Talk by Julienne McClean.
Wednesday 19 March, 8pm Stanmore & Harrow Historical Society Wealdstone Baptist Church Hall, High St, Wealdstone. History Book evening Visitors £1.
Thursday 20 March, 7.30pm Camden History Society Joint with Friends of Highgate Cemetery 10A, South Grove, N6 (Highgate Village). Who Lies in Highgate Cemetery? Talk by writers involved in new guide. Please Note; The venue for their talk of 20 Feb is Burgh House, New End Square, NW3 – details in January HADAS newsletter. Visitors £1.
Thursday 20 March, 8.15pm Hampstead Scientific Society Crypt Room, St John’s Church, Church Row, NW3. The Star-crossed Stone – the archaeology, mythology and folklore of fossil sea urchins. Talk by Dr Ken McNamara. Part of Science Week. Refreshments at interval.
Friday 21 March, 7pm CoLAS St Olaves’ Parish Hall, Mark Lane, EC3R 7NB. Roman coins – a window on the past. Talk by Ian Franklin, visitors £2.
Friday 21 March, 7.30pm Wembley History Society English Martyr’s Hall, Chalk Hill Road, Wembley HA9 9EW. The Life and Legacy of George Peabody. Talk by Christine Wagg. Visitors £2. Refreshments available.
Saturday 22 March 11am–5.30pm L.A.M.A.S Archaeological Conference Weston Theatre, Museum of London, 150 London Wall, EC2Y 5HN.. Morning session 11–1; Recent Work Afternoon session 2-5.30: Entertainment in Tudor and Stuart London (including all those Southwark theatres and bear baiting venues – Ed)
Tuesday 25 March, 1pm Gresham College Barnard’s Inn Hall, Holborn, EC1N 2HH. The Museum and Historical Collections of the Bank of England. Talk by Jennifer Adam. Free admission.
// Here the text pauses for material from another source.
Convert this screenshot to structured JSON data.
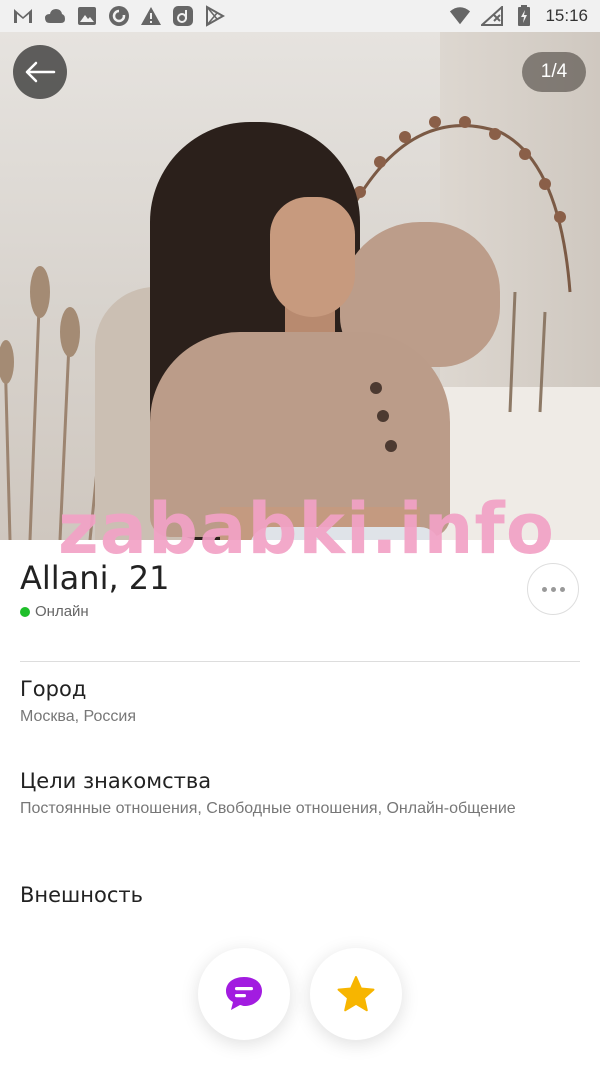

Wednesday 26 March, 7.45pm Friern Barnet & District Local History Society North Middlesex Golf Club, The Manor House, Friern Barnet Lane, N20 0NL. The Turin Shroud. Talk by Colin Barrett. Visitors £2. Refreshments before and after meeting.
Thursday 27 March, 8pm Finchley Society Drawing Room, Avenue House East End Road, N3 3QE. Discussion – please see March/April newsletter for further details. Visitors £2.